In his free time, Matthew enjoys playing board games, watching sports, running, and eating at Chick-fil-A.
Ph.D., Mechanical Engineering, Carnegie Mellon University, Pittsburgh, PA, 2015
M.S., Mechanical Engineering, Georgia Institute of Technology, Atlanta, GA, 2010
B.S., Mechanical Engineering, Georgia Institute of Technology, Atlanta, GA, 2009
B. Jafek, J. Hendershott, M. Eicholtz, C. Johnson, R. Ferrell, J. Baba, P. Bingham, D. Bolme, and H. Santos-Villalobos, “Factor analysis in face detection: gender, occlusion, eyewear, brightness, contrast, and focus measure,” to appear in Proc. SPIE DS134, Disruptive Technologies in Information Sciences, Orlando, FL, Apr. 17-18, 2018.

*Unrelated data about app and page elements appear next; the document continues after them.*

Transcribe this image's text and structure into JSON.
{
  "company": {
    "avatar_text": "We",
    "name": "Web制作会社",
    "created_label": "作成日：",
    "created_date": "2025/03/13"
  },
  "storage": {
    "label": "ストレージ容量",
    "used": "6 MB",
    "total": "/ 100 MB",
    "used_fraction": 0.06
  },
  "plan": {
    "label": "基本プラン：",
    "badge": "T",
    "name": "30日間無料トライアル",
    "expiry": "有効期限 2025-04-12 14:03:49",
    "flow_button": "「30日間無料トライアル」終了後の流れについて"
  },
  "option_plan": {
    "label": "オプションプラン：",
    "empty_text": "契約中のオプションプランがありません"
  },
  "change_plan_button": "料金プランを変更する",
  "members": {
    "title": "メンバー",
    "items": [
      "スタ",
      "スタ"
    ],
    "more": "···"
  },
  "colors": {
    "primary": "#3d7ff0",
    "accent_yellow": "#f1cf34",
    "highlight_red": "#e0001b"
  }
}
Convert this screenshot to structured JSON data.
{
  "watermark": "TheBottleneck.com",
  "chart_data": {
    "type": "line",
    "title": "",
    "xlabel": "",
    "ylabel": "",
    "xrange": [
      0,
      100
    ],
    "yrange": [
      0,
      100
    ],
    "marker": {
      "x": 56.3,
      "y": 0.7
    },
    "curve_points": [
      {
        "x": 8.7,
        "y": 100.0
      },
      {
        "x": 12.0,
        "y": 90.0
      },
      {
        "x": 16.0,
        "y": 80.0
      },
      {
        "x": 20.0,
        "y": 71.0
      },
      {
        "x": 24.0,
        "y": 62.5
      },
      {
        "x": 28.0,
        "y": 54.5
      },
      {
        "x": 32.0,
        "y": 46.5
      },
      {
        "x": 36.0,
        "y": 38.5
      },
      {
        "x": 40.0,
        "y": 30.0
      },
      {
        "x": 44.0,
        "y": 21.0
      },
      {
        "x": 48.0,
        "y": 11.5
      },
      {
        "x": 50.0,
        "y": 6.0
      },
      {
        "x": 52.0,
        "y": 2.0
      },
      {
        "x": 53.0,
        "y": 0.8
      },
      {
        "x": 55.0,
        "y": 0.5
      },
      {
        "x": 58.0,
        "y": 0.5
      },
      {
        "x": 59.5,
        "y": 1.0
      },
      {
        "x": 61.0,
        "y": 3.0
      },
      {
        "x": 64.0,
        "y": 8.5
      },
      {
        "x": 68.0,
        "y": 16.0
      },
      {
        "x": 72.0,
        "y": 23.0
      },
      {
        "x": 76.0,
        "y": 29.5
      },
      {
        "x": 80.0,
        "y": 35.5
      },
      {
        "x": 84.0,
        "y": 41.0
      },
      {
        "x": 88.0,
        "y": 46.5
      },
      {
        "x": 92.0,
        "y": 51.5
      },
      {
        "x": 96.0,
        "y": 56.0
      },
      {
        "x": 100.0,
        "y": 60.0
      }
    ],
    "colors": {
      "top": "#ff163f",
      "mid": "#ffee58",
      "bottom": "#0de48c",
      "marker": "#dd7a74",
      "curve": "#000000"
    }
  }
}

M. Eicholtz, D. Rose, and D. Solecki, D., “How deep is deep enough? Deep convolutional neural networks for medical image analysis,” presented at 5th Annu. Oak Ridge Postgraduate Association Research Symposium, Oak Ridge, TN, Aug. 18, 2017.
M. Eicholtz, D. Rose, R. Kerekes, T.-Y. Eom, and D. Solecki, “Image processing and machine learning techniques for neurobiological applications,” presented at 4th Annu. Oak Ridge Postgraduate Association Research Symposium, Oak Ridge, TN, Aug. 8, 2016.
M. Eicholtz and L. B. Kara, “Recognizing planar kinematic mechanisms from a single image using evolutionary computation,” presented at Bennett Graduate Student Symposium, Pittsburgh, PA, Apr. 25, 2014. [BEST POSTER AWARD]
M. R. Eicholtz and S. H. Collins, “Two-dimensional parameter study to characterize performance of ankle-foot orthosis joint impedance control,” in Proc. 36th Annu. Meeting American Society of Biomechanics, Gainesville, FL, Aug. 15-18, 2012.
M. R. Eicholtz and S. H. Collins, “Design of an ankle-foot orthosis to reduce metabolic cost of walking,” in 6th Annu. Meeting Dynamic Walking, Jena, Germany, Jul. 18-21, 2011, pp. 80-81.
M. R. Eicholtz, S. Sprigle, A. Ferri, J. J. Caspall, P. V. Dao, and S. Wang, “iMachine: measuring manual wheelchair mass properties,” presented at Georgia Tech Research and Innovation Conf. (GTRIC ’10), Atlanta, GA, Feb. 8, 2010.
P. V. Dao, S. Sprigle, J. J. Caspall, A. Ferri, M. R. Eicholtz, and S. Wang, “Anatomical Model Propulsion System: measuring manual wheelchair efficiency,” presented at Georgia Tech Research and Innovation Conf. (GTRIC ’10), Atlanta, GA, Feb. 8, 2010.
S. S. Sprigle and M. R. Eicholtz, “Temperature and relative humidity at the buttock-wheelchair cushion interface,” presented at Biomedical Engineering Society Annual Meeting (BMES 2009), Pittsburgh, PA, Oct. 7-10, 2009.
P. V. Dao, S. Sprigle, J. J. Caspall, A. Ferri, M. R. Eicholtz, and S. Wang, “Anatomical Model Propulsion System: measuring manual wheelchair efficiency,” presented at Biomedical Engineering Society Annual Meeting (BMES 2009), Pittsburgh, PA, Oct. 7-10, 2009.
M. R. Eicholtz and S. Sprigle, “Analysis of temperature and relative humidity variation in wheelchair cushion monitoring tests,” presented at 4th Annu. Undergraduate Research Spring Symposium, Atlanta, GA, Apr. 1, 2009.